Although the bulk of the discussion related to the configurations of the compartments, etc. on the interior of the organizer case relates to design for the convenience of flight deck personnel, the art will recognize that alternate arrangements and sizes of pockets and channels can be adapted for use by others for whom organization and holding of small articles on a target surface, such as the interior of the closure flaps of a case (such as the large litigation briefcases carried by attorneys and business people needing relatively large cargo capacity in a briefcase-type carrier). The detachability allows the user to transfer the organizer from one case to another or from one target surface to another, as convenient, or simply to keep valuable or necessary items at hand when carrying something as large as a briefcase is not desired. The detachable nature of the present invention allows greater flexibility and convenience of use than organizers which are an integral part of a briefcase or other carrier.
In a particularly preferred embodiment, the closed, filled organizer has dimensions of about 7.25 inches by about 5.5 inches by about 1.5 to about 2.5 inches. The main panel of the organizer is about 5.5 inches by about 17.5 inches in the opened and flat configuration. It is understood that other sizes can be used, provided that the organizer folded in place on the flight bag or briefcase closure flap does not interfere with the closing of the flight bag or briefcase.
The disclosure is provided for illustrative purposes, and is not intended to limit the scope of the invention as claimed herein.
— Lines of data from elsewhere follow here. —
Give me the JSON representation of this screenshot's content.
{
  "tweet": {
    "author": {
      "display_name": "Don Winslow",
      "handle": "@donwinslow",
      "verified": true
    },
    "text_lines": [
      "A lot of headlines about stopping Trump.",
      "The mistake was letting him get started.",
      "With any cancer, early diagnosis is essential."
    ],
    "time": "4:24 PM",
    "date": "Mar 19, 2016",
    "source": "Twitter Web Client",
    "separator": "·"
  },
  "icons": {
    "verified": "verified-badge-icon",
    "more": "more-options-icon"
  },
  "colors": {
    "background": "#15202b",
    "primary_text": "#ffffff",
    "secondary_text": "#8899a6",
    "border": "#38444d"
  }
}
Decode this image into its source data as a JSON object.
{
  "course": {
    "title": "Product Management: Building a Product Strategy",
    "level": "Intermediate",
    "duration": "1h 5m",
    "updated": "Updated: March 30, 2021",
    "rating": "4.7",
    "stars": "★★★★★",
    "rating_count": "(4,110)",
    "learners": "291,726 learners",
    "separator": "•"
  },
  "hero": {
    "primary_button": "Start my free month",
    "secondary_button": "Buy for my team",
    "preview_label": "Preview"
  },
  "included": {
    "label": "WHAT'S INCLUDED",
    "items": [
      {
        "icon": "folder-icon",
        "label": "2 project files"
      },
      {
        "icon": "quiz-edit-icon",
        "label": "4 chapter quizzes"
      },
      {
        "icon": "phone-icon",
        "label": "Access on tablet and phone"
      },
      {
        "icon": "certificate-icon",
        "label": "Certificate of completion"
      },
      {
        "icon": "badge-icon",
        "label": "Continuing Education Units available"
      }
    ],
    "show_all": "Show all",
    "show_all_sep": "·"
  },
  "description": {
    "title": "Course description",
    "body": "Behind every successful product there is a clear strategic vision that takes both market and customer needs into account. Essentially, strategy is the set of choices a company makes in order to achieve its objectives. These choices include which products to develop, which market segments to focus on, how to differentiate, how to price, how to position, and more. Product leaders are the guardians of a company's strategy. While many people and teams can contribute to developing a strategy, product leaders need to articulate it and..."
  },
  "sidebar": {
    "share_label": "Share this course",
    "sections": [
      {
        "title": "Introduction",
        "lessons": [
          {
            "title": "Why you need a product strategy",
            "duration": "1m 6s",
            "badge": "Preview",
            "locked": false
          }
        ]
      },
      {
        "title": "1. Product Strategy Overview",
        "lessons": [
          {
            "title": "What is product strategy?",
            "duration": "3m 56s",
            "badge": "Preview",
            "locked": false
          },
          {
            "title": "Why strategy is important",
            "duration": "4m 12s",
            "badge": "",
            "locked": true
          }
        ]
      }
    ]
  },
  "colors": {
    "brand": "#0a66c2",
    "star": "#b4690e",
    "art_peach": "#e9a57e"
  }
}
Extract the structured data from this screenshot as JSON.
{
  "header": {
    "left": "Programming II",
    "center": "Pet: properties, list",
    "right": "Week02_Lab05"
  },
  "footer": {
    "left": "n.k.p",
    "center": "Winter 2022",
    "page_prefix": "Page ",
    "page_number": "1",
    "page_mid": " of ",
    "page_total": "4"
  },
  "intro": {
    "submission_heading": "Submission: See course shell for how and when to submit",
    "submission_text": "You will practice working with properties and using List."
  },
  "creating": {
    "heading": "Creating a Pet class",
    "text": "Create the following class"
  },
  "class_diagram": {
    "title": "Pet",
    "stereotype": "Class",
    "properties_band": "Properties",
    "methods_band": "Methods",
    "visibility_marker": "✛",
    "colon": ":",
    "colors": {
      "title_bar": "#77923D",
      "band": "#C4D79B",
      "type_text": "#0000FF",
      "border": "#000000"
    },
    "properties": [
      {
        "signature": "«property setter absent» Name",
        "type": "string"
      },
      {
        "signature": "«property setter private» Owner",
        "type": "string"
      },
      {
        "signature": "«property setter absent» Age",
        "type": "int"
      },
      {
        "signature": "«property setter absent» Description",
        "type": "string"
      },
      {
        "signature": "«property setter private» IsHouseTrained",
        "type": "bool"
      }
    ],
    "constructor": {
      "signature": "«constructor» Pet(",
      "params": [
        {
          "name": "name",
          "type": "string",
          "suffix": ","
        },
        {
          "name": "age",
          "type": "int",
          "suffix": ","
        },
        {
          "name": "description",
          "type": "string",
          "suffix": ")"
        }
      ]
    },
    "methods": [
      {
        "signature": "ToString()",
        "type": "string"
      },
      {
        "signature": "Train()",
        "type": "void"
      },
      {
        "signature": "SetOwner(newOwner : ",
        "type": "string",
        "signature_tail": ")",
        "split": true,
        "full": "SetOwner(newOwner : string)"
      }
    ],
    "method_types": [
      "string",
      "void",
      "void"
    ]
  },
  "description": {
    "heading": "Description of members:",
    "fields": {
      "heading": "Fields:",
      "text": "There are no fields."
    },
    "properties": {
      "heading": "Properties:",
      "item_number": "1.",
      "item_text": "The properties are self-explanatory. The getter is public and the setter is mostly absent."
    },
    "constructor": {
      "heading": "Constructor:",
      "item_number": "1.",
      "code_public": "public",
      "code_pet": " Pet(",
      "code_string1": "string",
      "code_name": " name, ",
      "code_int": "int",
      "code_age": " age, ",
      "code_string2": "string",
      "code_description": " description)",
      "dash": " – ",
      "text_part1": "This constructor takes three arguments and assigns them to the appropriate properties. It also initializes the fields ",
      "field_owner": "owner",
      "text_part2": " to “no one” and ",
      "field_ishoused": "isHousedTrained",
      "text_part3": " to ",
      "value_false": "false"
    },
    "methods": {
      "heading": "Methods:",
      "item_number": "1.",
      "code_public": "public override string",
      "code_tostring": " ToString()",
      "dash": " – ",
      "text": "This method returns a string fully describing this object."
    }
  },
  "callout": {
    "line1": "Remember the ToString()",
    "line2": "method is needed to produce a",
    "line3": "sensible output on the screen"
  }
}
Any variations in the exemplified articles which occur to the skilled artisan are intended to fall within the scope of the present invention.